Data provided
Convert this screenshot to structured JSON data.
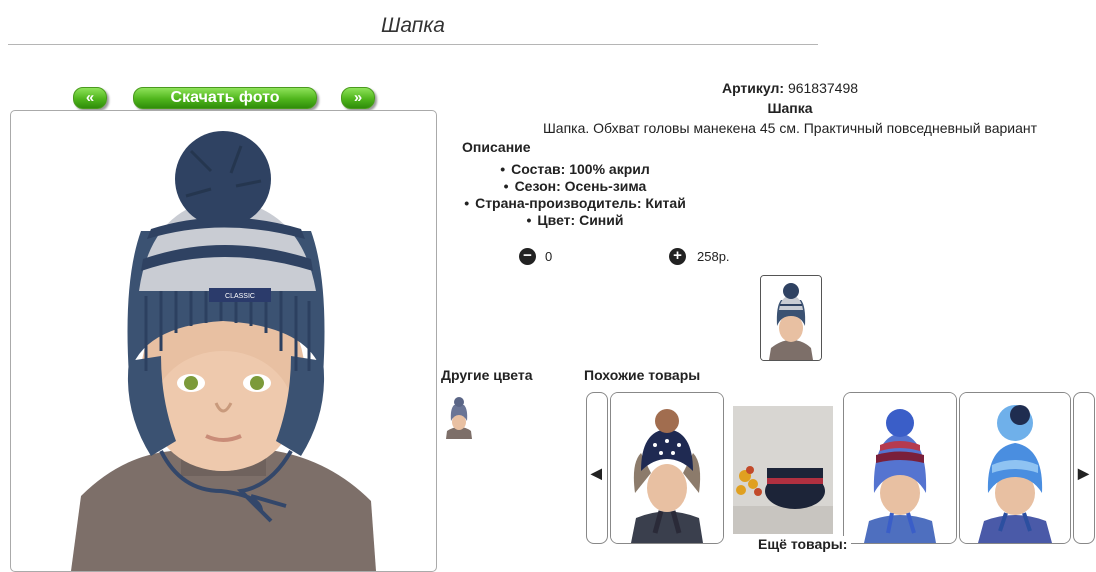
{
  "page": {
    "title": "Шапка"
  },
  "gallery": {
    "prev_label": "«",
    "download_label": "Скачать фото",
    "next_label": "»"
  },
  "product": {
    "article_label": "Артикул:",
    "article_value": "961837498",
    "name": "Шапка",
    "summary": "Шапка. Обхват головы манекена 45 см. Практичный повседневный вариант",
    "description_title": "Описание",
    "properties": [
      "Состав: 100% акрил",
      "Сезон: Осень-зима",
      "Страна-производитель: Китай",
      "Цвет: Синий"
    ],
    "quantity": "0",
    "price": "258р.",
    "main_colors": {
      "hat": "#3b5272",
      "stripe": "#c9ccd3",
      "pompom": "#2f4262",
      "sweater": "#7d6f69"
    }
  },
  "other_colors": {
    "title": "Другие цвета"
  },
  "similar": {
    "title": "Похожие товары",
    "prev_icon": "chevron-left-icon",
    "next_icon": "chevron-right-icon",
    "more_label": "Ещё товары:"
  }
}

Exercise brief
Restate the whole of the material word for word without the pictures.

Solution
Convert this screenshot to structured JSON data.
{
  "page": {
    "title": "Шапка"
  },
  "gallery": {
    "prev_label": "«",
    "download_label": "Скачать фото",
    "next_label": "»"
  },
  "product": {
    "article_label": "Артикул:",
    "article_value": "961837498",
    "name": "Шапка",
    "summary": "Шапка. Обхват головы манекена 45 см. Практичный повседневный вариант",
    "description_title": "Описание",
    "properties": [
      "Состав: 100% акрил",
      "Сезон: Осень-зима",
      "Страна-производитель: Китай",
      "Цвет: Синий"
    ],
    "quantity": "0",
    "price": "258р.",
    "main_colors": {
      "hat": "#3b5272",
      "stripe": "#c9ccd3",
      "pompom": "#2f4262",
      "sweater": "#7d6f69"
    }
  },
  "other_colors": {
    "title": "Другие цвета"
  },
  "similar": {
    "title": "Похожие товары",
    "prev_icon": "chevron-left-icon",
    "next_icon": "chevron-right-icon",
    "more_label": "Ещё товары:"
  }
}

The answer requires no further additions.